* Task requirements
Retype every record exactly. Skip the images.
......
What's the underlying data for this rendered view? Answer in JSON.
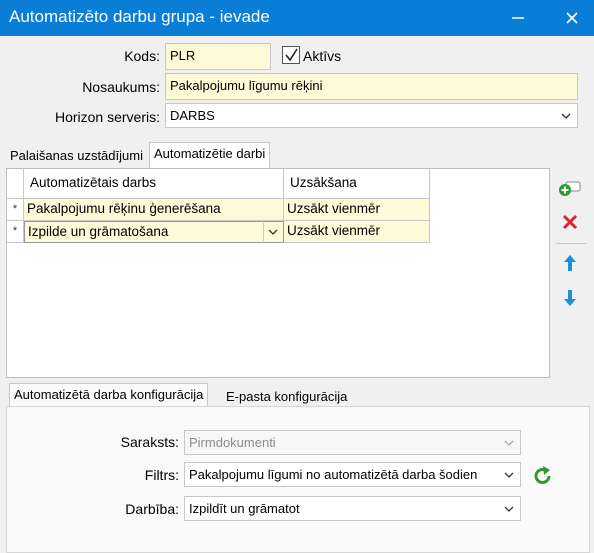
{
  "window": {
    "title": "Automatizēto darbu grupa - ievade",
    "minimize_icon": "minimize-icon",
    "close_icon": "close-icon"
  },
  "form": {
    "code_label": "Kods:",
    "code_value": "PLR",
    "active_label": "Aktīvs",
    "active_checked": true,
    "name_label": "Nosaukums:",
    "name_value": "Pakalpojumu līgumu rēķini",
    "server_label": "Horizon serveris:",
    "server_value": "DARBS"
  },
  "tabs": [
    {
      "label": "Palaišanas uzstādījumi",
      "active": false
    },
    {
      "label": "Automatizētie darbi",
      "active": true
    }
  ],
  "grid": {
    "columns": [
      "Automatizētais darbs",
      "Uzsākšana"
    ],
    "rows": [
      {
        "marker": "*",
        "job": "Pakalpojumu rēķinu ģenerēšana",
        "start": "Uzsākt vienmēr"
      },
      {
        "marker": "*",
        "job": "Izpilde un grāmatošana",
        "start": "Uzsākt vienmēr"
      }
    ]
  },
  "side_actions": [
    {
      "icon": "add-row-icon",
      "color": "#2e9b2e"
    },
    {
      "icon": "delete-icon",
      "color": "#d9262c"
    },
    {
      "icon": "arrow-up-icon",
      "color": "#1e8fd5"
    },
    {
      "icon": "arrow-down-icon",
      "color": "#1e8fd5"
    }
  ],
  "lower_tabs": [
    {
      "label": "Automatizētā darba konfigurācija",
      "active": true
    },
    {
      "label": "E-pasta konfigurācija",
      "active": false
    }
  ],
  "config": {
    "list_label": "Saraksts:",
    "list_value": "Pirmdokumenti",
    "list_disabled": true,
    "filter_label": "Filtrs:",
    "filter_value": "Pakalpojumu līgumi no automatizētā darba šodien",
    "action_label": "Darbība:",
    "action_value": "Izpildīt un grāmatot",
    "refresh_icon": "refresh-icon"
  },
  "colors": {
    "titlebar": "#0a7dd6",
    "required_field": "#fdfad8"
  }
}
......
* The answer
What's the underlying data for this rendered view? Answer in JSON.
{
  "window": {
    "title": "Automatizēto darbu grupa - ievade",
    "minimize_icon": "minimize-icon",
    "close_icon": "close-icon"
  },
  "form": {
    "code_label": "Kods:",
    "code_value": "PLR",
    "active_label": "Aktīvs",
    "active_checked": true,
    "name_label": "Nosaukums:",
    "name_value": "Pakalpojumu līgumu rēķini",
    "server_label": "Horizon serveris:",
    "server_value": "DARBS"
  },
  "tabs": [
    {
      "label": "Palaišanas uzstādījumi",
      "active": false
    },
    {
      "label": "Automatizētie darbi",
      "active": true
    }
  ],
  "grid": {
    "columns": [
      "Automatizētais darbs",
      "Uzsākšana"
    ],
    "rows": [
      {
        "marker": "*",
        "job": "Pakalpojumu rēķinu ģenerēšana",
        "start": "Uzsākt vienmēr"
      },
      {
        "marker": "*",
        "job": "Izpilde un grāmatošana",
        "start": "Uzsākt vienmēr"
      }
    ]
  },
  "side_actions": [
    {
      "icon": "add-row-icon",
      "color": "#2e9b2e"
    },
    {
      "icon": "delete-icon",
      "color": "#d9262c"
    },
    {
      "icon": "arrow-up-icon",
      "color": "#1e8fd5"
    },
    {
      "icon": "arrow-down-icon",
      "color": "#1e8fd5"
    }
  ],
  "lower_tabs": [
    {
      "label": "Automatizētā darba konfigurācija",
      "active": true
    },
    {
      "label": "E-pasta konfigurācija",
      "active": false
    }
  ],
  "config": {
    "list_label": "Saraksts:",
    "list_value": "Pirmdokumenti",
    "list_disabled": true,
    "filter_label": "Filtrs:",
    "filter_value": "Pakalpojumu līgumi no automatizētā darba šodien",
    "action_label": "Darbība:",
    "action_value": "Izpildīt un grāmatot",
    "refresh_icon": "refresh-icon"
  },
  "colors": {
    "titlebar": "#0a7dd6",
    "required_field": "#fdfad8"
  }
}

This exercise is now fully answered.